Dataset rows describing interfaces

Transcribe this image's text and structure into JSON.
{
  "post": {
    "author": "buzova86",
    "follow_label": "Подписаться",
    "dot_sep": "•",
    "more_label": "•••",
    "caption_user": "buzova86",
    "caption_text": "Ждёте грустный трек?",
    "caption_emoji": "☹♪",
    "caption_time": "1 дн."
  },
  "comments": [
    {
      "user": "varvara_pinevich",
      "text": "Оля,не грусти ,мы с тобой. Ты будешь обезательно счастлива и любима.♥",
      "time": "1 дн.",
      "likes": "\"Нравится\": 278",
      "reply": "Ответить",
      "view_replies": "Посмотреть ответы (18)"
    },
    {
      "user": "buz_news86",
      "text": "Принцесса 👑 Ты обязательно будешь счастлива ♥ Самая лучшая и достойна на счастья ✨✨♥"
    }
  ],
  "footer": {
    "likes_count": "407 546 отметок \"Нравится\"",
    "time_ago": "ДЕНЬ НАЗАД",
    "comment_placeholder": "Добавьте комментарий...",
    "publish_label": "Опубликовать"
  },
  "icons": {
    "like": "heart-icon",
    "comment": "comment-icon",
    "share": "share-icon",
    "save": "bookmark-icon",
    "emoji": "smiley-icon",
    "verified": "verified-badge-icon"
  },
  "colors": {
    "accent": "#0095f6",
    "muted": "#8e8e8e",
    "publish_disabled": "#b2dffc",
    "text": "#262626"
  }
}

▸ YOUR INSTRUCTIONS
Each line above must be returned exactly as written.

▸ RESPONSE AREA
Transcribe this image's text and structure into JSON.
{
  "post": {
    "author": "buzova86",
    "follow_label": "Подписаться",
    "dot_sep": "•",
    "more_label": "•••",
    "caption_user": "buzova86",
    "caption_text": "Ждёте грустный трек?",
    "caption_emoji": "☹♪",
    "caption_time": "1 дн."
  },
  "comments": [
    {
      "user": "varvara_pinevich",
      "text": "Оля,не грусти ,мы с тобой. Ты будешь обезательно счастлива и любима.♥",
      "time": "1 дн.",
      "likes": "\"Нравится\": 278",
      "reply": "Ответить",
      "view_replies": "Посмотреть ответы (18)"
    },
    {
      "user": "buz_news86",
      "text": "Принцесса 👑 Ты обязательно будешь счастлива ♥ Самая лучшая и достойна на счастья ✨✨♥"
    }
  ],
  "footer": {
    "likes_count": "407 546 отметок \"Нравится\"",
    "time_ago": "ДЕНЬ НАЗАД",
    "comment_placeholder": "Добавьте комментарий...",
    "publish_label": "Опубликовать"
  },
  "icons": {
    "like": "heart-icon",
    "comment": "comment-icon",
    "share": "share-icon",
    "save": "bookmark-icon",
    "emoji": "smiley-icon",
    "verified": "verified-badge-icon"
  },
  "colors": {
    "accent": "#0095f6",
    "muted": "#8e8e8e",
    "publish_disabled": "#b2dffc",
    "text": "#262626"
  }
}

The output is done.